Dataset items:

++++++

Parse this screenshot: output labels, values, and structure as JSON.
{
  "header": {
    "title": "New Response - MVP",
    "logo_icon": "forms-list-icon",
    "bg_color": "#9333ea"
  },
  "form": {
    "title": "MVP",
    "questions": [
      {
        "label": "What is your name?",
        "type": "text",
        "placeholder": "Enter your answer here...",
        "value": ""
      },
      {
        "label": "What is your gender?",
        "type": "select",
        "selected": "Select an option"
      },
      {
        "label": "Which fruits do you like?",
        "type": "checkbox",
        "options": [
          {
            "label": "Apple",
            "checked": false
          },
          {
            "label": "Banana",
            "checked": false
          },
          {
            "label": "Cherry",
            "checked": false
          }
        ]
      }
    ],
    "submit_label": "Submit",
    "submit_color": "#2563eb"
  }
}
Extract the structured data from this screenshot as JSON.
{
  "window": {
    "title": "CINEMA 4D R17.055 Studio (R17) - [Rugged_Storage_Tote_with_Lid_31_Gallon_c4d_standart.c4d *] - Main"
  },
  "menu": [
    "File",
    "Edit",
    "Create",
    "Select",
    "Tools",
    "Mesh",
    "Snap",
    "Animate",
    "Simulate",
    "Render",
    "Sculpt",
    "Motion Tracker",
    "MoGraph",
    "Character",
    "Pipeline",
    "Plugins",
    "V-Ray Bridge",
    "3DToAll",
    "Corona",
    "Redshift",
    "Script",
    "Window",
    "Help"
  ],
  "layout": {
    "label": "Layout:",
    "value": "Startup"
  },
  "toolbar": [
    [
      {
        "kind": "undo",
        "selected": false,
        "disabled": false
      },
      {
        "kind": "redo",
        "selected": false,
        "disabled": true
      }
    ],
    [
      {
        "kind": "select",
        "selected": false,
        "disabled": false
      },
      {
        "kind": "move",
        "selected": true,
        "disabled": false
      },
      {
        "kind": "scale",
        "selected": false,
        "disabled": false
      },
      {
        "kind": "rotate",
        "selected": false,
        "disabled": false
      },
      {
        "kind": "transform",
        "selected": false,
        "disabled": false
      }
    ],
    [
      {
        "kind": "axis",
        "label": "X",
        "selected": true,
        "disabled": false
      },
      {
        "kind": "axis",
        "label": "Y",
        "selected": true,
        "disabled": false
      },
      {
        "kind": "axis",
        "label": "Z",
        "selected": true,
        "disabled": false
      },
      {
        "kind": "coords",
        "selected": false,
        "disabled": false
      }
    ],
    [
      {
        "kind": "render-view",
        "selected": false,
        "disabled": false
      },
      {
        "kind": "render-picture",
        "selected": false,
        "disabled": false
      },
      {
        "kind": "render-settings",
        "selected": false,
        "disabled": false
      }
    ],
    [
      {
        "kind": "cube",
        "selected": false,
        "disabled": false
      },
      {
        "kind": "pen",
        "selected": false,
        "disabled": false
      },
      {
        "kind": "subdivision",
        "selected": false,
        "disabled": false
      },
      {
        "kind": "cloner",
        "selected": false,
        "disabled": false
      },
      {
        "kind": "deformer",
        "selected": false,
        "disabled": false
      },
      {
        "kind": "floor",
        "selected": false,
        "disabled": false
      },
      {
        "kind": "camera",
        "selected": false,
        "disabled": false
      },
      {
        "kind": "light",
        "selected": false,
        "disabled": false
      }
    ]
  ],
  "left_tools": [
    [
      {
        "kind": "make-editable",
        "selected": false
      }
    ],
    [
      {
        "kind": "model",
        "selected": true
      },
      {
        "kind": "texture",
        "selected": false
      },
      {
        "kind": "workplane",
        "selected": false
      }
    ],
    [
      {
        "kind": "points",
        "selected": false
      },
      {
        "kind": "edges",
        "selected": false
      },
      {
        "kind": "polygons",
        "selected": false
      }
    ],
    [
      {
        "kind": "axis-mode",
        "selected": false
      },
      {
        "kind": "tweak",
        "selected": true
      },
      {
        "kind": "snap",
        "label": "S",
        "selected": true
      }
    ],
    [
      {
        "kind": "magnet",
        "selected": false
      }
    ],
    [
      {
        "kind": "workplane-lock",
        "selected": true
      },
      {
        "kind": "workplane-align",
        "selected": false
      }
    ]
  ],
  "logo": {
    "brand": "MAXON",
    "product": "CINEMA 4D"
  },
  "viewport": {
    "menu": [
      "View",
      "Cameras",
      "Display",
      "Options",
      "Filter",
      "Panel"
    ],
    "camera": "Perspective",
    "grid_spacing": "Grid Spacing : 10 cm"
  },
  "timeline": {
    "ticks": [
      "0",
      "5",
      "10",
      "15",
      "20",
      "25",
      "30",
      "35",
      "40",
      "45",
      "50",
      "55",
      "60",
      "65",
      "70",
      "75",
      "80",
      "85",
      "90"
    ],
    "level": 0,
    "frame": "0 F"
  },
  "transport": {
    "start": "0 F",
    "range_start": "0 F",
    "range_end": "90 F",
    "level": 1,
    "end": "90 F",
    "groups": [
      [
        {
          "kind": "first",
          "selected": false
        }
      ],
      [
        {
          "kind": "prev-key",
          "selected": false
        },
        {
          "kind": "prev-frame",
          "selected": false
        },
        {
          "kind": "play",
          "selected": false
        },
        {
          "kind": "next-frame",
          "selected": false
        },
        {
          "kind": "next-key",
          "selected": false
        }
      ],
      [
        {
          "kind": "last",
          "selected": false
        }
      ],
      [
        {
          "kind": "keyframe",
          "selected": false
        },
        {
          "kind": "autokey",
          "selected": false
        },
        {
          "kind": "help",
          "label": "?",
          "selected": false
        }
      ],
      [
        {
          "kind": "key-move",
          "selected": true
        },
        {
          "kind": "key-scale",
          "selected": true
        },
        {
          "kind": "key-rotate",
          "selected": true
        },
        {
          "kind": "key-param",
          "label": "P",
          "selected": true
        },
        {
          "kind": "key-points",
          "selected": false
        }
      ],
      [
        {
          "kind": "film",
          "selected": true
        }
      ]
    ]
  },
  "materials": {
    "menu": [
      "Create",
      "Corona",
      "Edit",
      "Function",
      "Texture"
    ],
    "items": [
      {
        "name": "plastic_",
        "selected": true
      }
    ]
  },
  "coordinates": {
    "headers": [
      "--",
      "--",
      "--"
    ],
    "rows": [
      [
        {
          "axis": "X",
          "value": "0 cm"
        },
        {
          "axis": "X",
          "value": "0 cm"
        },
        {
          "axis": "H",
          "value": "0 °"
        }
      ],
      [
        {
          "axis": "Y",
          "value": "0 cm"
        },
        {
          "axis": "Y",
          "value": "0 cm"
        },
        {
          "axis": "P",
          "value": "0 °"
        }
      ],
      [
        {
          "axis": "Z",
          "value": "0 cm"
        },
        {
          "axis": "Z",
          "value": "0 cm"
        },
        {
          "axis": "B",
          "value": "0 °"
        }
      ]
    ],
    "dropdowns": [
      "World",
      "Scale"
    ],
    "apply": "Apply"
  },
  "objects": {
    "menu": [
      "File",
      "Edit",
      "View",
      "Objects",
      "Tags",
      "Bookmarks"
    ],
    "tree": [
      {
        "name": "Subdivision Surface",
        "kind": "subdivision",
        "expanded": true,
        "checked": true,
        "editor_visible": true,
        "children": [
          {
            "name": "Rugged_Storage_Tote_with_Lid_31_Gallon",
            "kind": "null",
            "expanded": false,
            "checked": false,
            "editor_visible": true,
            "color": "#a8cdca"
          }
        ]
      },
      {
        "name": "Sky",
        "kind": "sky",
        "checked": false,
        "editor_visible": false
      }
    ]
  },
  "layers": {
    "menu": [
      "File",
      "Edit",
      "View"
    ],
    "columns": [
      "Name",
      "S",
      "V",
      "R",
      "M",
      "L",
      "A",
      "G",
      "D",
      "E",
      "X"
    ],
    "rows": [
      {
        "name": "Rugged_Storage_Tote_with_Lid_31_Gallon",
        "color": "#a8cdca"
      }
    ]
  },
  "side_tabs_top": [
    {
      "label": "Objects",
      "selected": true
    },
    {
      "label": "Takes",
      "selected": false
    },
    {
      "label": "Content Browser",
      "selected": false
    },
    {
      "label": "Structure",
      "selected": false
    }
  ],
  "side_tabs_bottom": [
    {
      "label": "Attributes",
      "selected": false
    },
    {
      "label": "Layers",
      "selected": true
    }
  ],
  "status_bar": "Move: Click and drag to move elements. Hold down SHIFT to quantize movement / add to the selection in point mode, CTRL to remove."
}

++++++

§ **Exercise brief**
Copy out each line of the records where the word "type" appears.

§ **Written answer**
        "type": "text",
        "type": "select",
        "type": "checkbox",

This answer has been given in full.